The initial grass-roots endeavor enjoyed 400,000 social media impressions during the 2015 campaign. In 2016, we added beautiful collateral material, a free USA floral coloring map that participating florists and flower farmers could download and share with customers, and even red-white-and-blue stickers used by florists, flower farmers and retailers to label their AFW bouquets. Impressions on social media hit 1.3 million last year.
For 2017, I’ve borrowed yet another page from British Flowers Week. BFW selects five iconic U.K.-grown flowers and pairs each with a high-profile florist or design team to produce installations and vignettes. The press and online media devour these images — and of course, the publication of them creates a buzz about British flowers and the farmers and florists who supply them.
Slow Flowers, which presents AFW, has commissioned several floral-inspired fashion shoots depicting iconic American grown blooms. The designers who contributed their creativity and artistic talents teamed up with generous flower farms that donated stems straight from their fields and greenhouses.
The goal? To showcase domestic and seasonal flowers in a new and engaging way — and to show how inventiveness and ingenuity, along with American grown flowers, produce beautiful results.
These All-American floral looks would never have been possible without the support of Slow Flowers’ sponsors, including Certified American Grown, Arctic Alaska Peony Cooperative, Longfield Gardens, Syndicate Sales, Seattle Wholesale Growers Market, Johnny’s Selected Seeds and Association of Specialty Cut Flower Growers.
Congrats to all of our talented designers, photographers, models, hair/makeup artists — AND ESPECIALLY, the Flower Farmers who provided the blooms. See credits below.
Floral Palette: California-grown hybrid tea roses, garden roses and spray roses and their seasonal companions Designer: Teresa Sabankaya, Bonny Doon Garden Co., (Santa Cruz, CA)
Floral ingredients supplied by California Pajarosa, Watsonville, CA, and Bonny Doon Garden Co., Santa Cruz, CA
Model: Antalia Sabankaya
Makeup: Zachary Winer
Hair: Carly Vollers
Photography: John Kaemmerling Photography
Location: Sabankaya family garden, Bonny Doon, CA
AMERICAN FLOWERS WEEK PRESENTS . . . SLOW FLOWERS SUMMIT
Seattle Wholesale Growers Market, the innovative farmer-to-florist wholesale cooperative based in Seattle, has stepped up its support for American Flowers Week 2017, today announcing its sponsorship of one of five Floral Style Fashion shoots.
SWGMC is excited about the opportunity to support and sponsor American Flowers Week.
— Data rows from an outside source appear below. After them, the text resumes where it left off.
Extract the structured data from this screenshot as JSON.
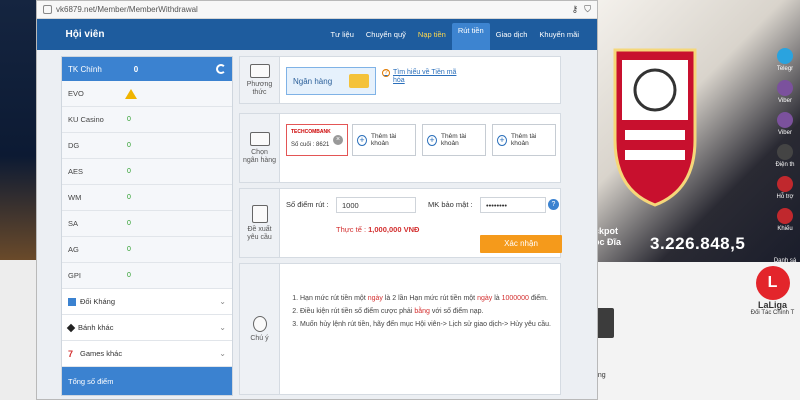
{
  "browser": {
    "url": "vk6879.net/Member/MemberWithdrawal"
  },
  "header": {
    "title": "Hội viên",
    "tabs": [
      {
        "label": "Tư liệu"
      },
      {
        "label": "Chuyển quỹ"
      },
      {
        "label": "Nạp tiền"
      },
      {
        "label": "Rút tiền"
      },
      {
        "label": "Giao dịch"
      },
      {
        "label": "Khuyến mãi"
      }
    ]
  },
  "account": {
    "main_label": "TK Chính",
    "main_value": "0",
    "wallets": [
      {
        "name": "EVO",
        "value": ""
      },
      {
        "name": "KU Casino",
        "value": "0"
      },
      {
        "name": "DG",
        "value": "0"
      },
      {
        "name": "AES",
        "value": "0"
      },
      {
        "name": "WM",
        "value": "0"
      },
      {
        "name": "SA",
        "value": "0"
      },
      {
        "name": "AG",
        "value": "0"
      },
      {
        "name": "GPI",
        "value": "0"
      }
    ],
    "groups": [
      {
        "label": "Đối Kháng"
      },
      {
        "label": "Bánh khác"
      },
      {
        "label": "Games khác"
      }
    ],
    "total_label": "Tổng số điểm"
  },
  "method": {
    "label_line1": "Phương",
    "label_line2": "thức",
    "option": "Ngân hàng",
    "info_line1": "Tìm hiểu về Tiền mã",
    "info_line2": "hóa"
  },
  "bank": {
    "label_line1": "Chọn",
    "label_line2": "ngân hàng",
    "selected_logo": "TECHCOMBANK",
    "selected_number": "Số cuối : 8621",
    "add_label": "Thêm tài khoản"
  },
  "withdraw": {
    "label_line1": "Đề xuất",
    "label_line2": "yêu cầu",
    "points_label": "Số điểm rút :",
    "points_value": "1000",
    "password_label": "MK bảo mật :",
    "password_value": "••••••••",
    "real_label": "Thực tế :",
    "real_value": "1,000,000 VNĐ",
    "confirm_label": "Xác nhận"
  },
  "notes": {
    "label": "Chú ý",
    "items": [
      {
        "pre": "Hạn mức rút tiền một ",
        "hl1": "ngày",
        "mid": " là 2 lần Hạn mức rút tiền một ",
        "hl2": "ngày",
        "mid2": " là ",
        "hl3": "1000000",
        "post": " điểm."
      },
      {
        "pre": "Điều kiện rút tiền số điểm cược phải ",
        "hl1": "bằng",
        "post": " với số điểm nạp."
      },
      {
        "text": "Muốn hủy lệnh rút tiền, hãy đến mục Hội viên-> Lịch sử giao dịch-> Hủy yêu cầu."
      }
    ]
  },
  "background": {
    "promo_line1": "ckpot",
    "promo_line2": "ọc Đĩa",
    "promo_amount": "3.226.848,5",
    "side_menu": [
      "Telegr",
      "Viber",
      "Viber",
      "Điện th",
      "Hỗ trợ",
      "Khiếu",
      "Danh sá"
    ],
    "laliga_name": "LaLiga",
    "laliga_sub": "Đối Tác Chính T",
    "bottom_text": "ông"
  },
  "colors": {
    "header_blue": "#1e5c9e",
    "accent_blue": "#3b82d0",
    "confirm_orange": "#f59a1b",
    "highlight_red": "#d32f2f"
  }
}
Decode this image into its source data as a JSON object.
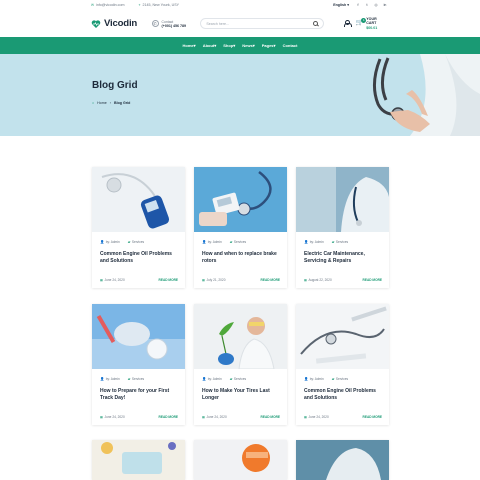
{
  "topbar": {
    "email": "info@vicodin.com",
    "address": "2145, New Yourk, USY",
    "language": "English",
    "social_icons": [
      "facebook-icon",
      "twitter-icon",
      "instagram-icon",
      "linkedin-icon"
    ]
  },
  "header": {
    "logo_text": "Vicodin",
    "contact_label": "Contact",
    "contact_phone": "(+001) 456 789",
    "search_placeholder": "Search here...",
    "cart_label": "YOUR CART",
    "cart_amount": "$00.01",
    "cart_count": "1"
  },
  "nav": {
    "items": [
      {
        "label": "Home"
      },
      {
        "label": "About"
      },
      {
        "label": "Shop"
      },
      {
        "label": "News"
      },
      {
        "label": "Pages"
      },
      {
        "label": "Contact"
      }
    ]
  },
  "hero": {
    "title": "Blog Grid",
    "crumb_home": "Home",
    "crumb_current": "Blog Grid"
  },
  "blog": {
    "author": "by: Admin",
    "category": "Services",
    "read_more": "READ MORE",
    "posts": [
      {
        "title": "Common Engine Oil Problems and Solutions",
        "date": "June 24, 2020"
      },
      {
        "title": "How and when to replace brake rotors",
        "date": "July 21, 2020"
      },
      {
        "title": "Electric Car Maintenance, Servicing & Repairs",
        "date": "August 22, 2020"
      },
      {
        "title": "How to Prepare for your First Track Day!",
        "date": "June 24, 2020"
      },
      {
        "title": "How to Make Your Tires Last Longer",
        "date": "June 24, 2020"
      },
      {
        "title": "Common Engine Oil Problems and Solutions",
        "date": "June 24, 2020"
      }
    ]
  },
  "colors": {
    "accent": "#1a9a74",
    "hero_bg": "#c2e2ec",
    "text_dark": "#1d2a3a"
  }
}
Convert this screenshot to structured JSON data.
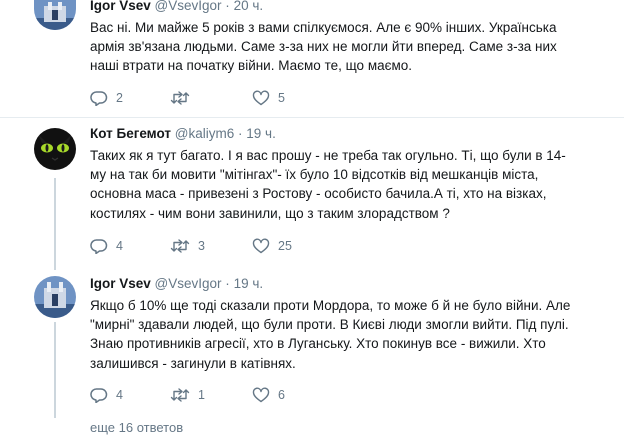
{
  "tweets": [
    {
      "name": "",
      "handle": "",
      "time": "",
      "lines": [
        "Вас ні. Ми майже 5 років з вами спілкуємося. Але є 90% інших. Українська",
        "армія зв'язана людьми. Саме з-за них не могли йти вперед. Саме з-за них",
        "наші втрати на початку війни. Маємо те, що маємо."
      ],
      "reply_count": "2",
      "retweet_count": "",
      "like_count": "5"
    },
    {
      "name": "Кот Бегемот",
      "handle": "@kaliym6",
      "time": "19 ч.",
      "lines": [
        "Таких як я тут багато. І я вас прошу - не треба так огульно. Ті, що були в 14-",
        "му на так би мовити \"мітінгах\"- їх було 10 відсотків від мешканців міста,",
        "основна маса - привезені з Ростову - особисто бачила.А ті, хто на візках,",
        "костилях - чим вони завинили, що з таким злорадством ?"
      ],
      "reply_count": "4",
      "retweet_count": "3",
      "like_count": "25"
    },
    {
      "name": "Igor Vsev",
      "handle": "@VsevIgor",
      "time": "19 ч.",
      "lines": [
        "Якщо б 10% ще тоді сказали проти Мордора, то може б й не було війни. Але",
        "\"мирні\" здавали людей, що були проти. В Києві люди змогли вийти. Під пулі.",
        "Знаю противників агресії, хто в Луганську. Хто покинув все - вижили. Хто",
        "залишився - загинули в катівнях."
      ],
      "reply_count": "4",
      "retweet_count": "1",
      "like_count": "6"
    }
  ],
  "top_header": {
    "name": "Igor Vsev",
    "handle": "@VsevIgor",
    "time": "20 ч."
  },
  "dot": "·",
  "more_replies": "еще 16 ответов",
  "colors": {
    "text": "#14171a",
    "muted": "#657786",
    "line": "#ccd6dd",
    "separator": "#e6ecf0"
  },
  "icons": [
    "reply-icon",
    "retweet-icon",
    "like-icon"
  ]
}
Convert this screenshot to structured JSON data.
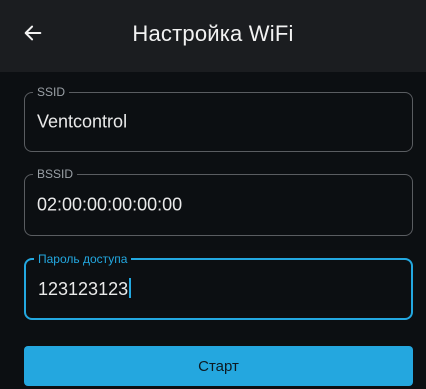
{
  "header": {
    "title": "Настройка WiFi",
    "back_icon": "arrow-left-icon"
  },
  "form": {
    "ssid": {
      "label": "SSID",
      "value": "Ventcontrol"
    },
    "bssid": {
      "label": "BSSID",
      "value": "02:00:00:00:00:00"
    },
    "password": {
      "label": "Пароль доступа",
      "value": "123123123",
      "focused": true
    }
  },
  "actions": {
    "start_label": "Старт"
  },
  "colors": {
    "accent": "#23a8e0",
    "background": "#0c0f12",
    "appbar": "#1b1d20"
  }
}
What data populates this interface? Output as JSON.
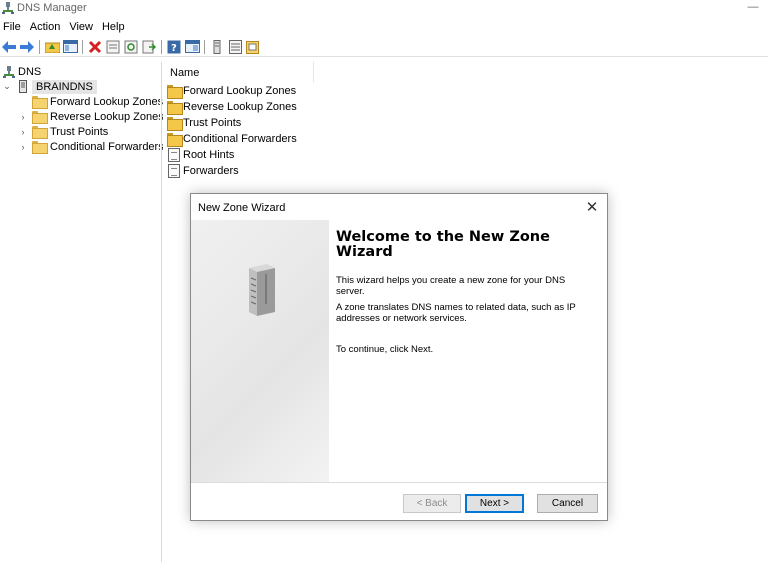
{
  "window": {
    "title": "DNS Manager",
    "minimize": "—"
  },
  "menu": [
    "File",
    "Action",
    "View",
    "Help"
  ],
  "tree": {
    "root": "DNS",
    "server": "BRAINDNS",
    "children": [
      "Forward Lookup Zones",
      "Reverse Lookup Zones",
      "Trust Points",
      "Conditional Forwarders"
    ]
  },
  "list": {
    "column": "Name",
    "items": [
      "Forward Lookup Zones",
      "Reverse Lookup Zones",
      "Trust Points",
      "Conditional Forwarders",
      "Root Hints",
      "Forwarders"
    ]
  },
  "dialog": {
    "title": "New Zone Wizard",
    "close": "✕",
    "heading_line1": "Welcome to the New Zone",
    "heading_line2": "Wizard",
    "para1_line1": "This wizard helps you create a new zone for your DNS",
    "para1_line2": "server.",
    "para2_line1": "A zone translates DNS names to related data, such as IP",
    "para2_line2": "addresses or network services.",
    "para3": "To continue, click Next.",
    "back_label": "< Back",
    "next_label": "Next >",
    "cancel_label": "Cancel"
  },
  "colors": {
    "accent": "#0078d7",
    "folder": "#f3c748"
  }
}
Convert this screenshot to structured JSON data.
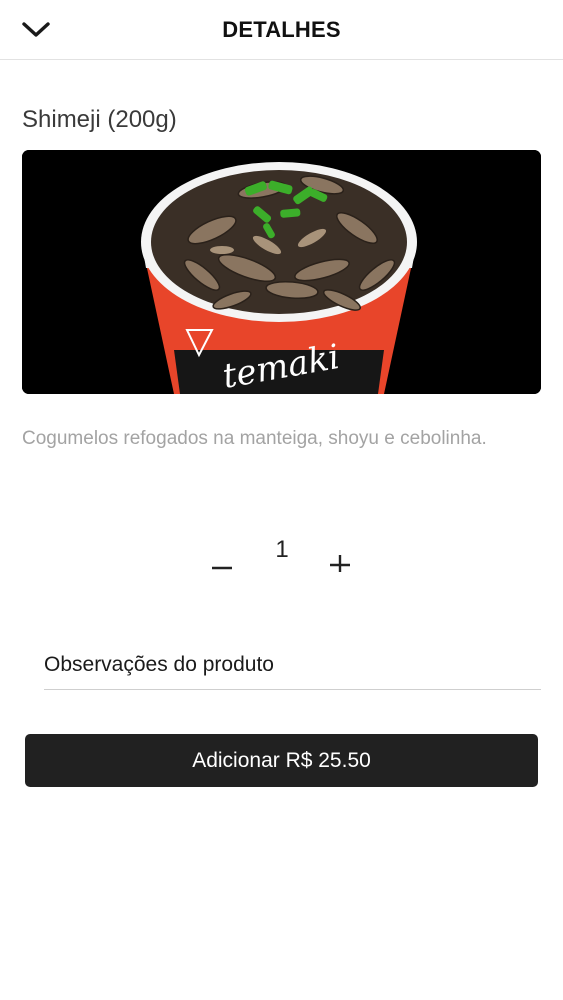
{
  "header": {
    "title": "DETALHES",
    "back_icon": "chevron-down-icon"
  },
  "product": {
    "name": "Shimeji (200g)",
    "image_label": "temaki",
    "description": "Cogumelos refogados na manteiga, shoyu e cebolinha."
  },
  "quantity": {
    "value": "1",
    "minus_icon": "minus-icon",
    "plus_icon": "plus-icon"
  },
  "notes": {
    "placeholder": "Observações do produto"
  },
  "add_button": {
    "label": "Adicionar R$ 25.50"
  },
  "colors": {
    "button_bg": "#212121",
    "description_text": "#a3a3a3",
    "divider": "#e2e2e2",
    "cup_red": "#e8452a"
  }
}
This creative campaign encourages consumers to think about where their cut flowers are grown, and brings about more awareness of the importance of our domestic flower farms, and the challenges they face.
— Molly Sadowsky, Market Manager
We’ve assembled a talented “dream team” behind the Prairie-inspired floral look, which will be depicted in a pastoral setting that reflects American floral agriculture at its best!
Inspiration board featuring NW-grown flowers from Jello Mold Farm, Everyday Flowers, Sonshine Farm and Rain Drop Farm.
We can’t wait to share this imagery with you! But it will be embargoed until American Flowers Week 2017 — June 28-July 4, 2017.
Get in touch if you’d like to learn more about our Floral Style Fashions — we’re producing 5 in all so there’s still time to become a sponsor! I’m at debra (at) slowflowers (dot) com (firstname.lastname@example.org).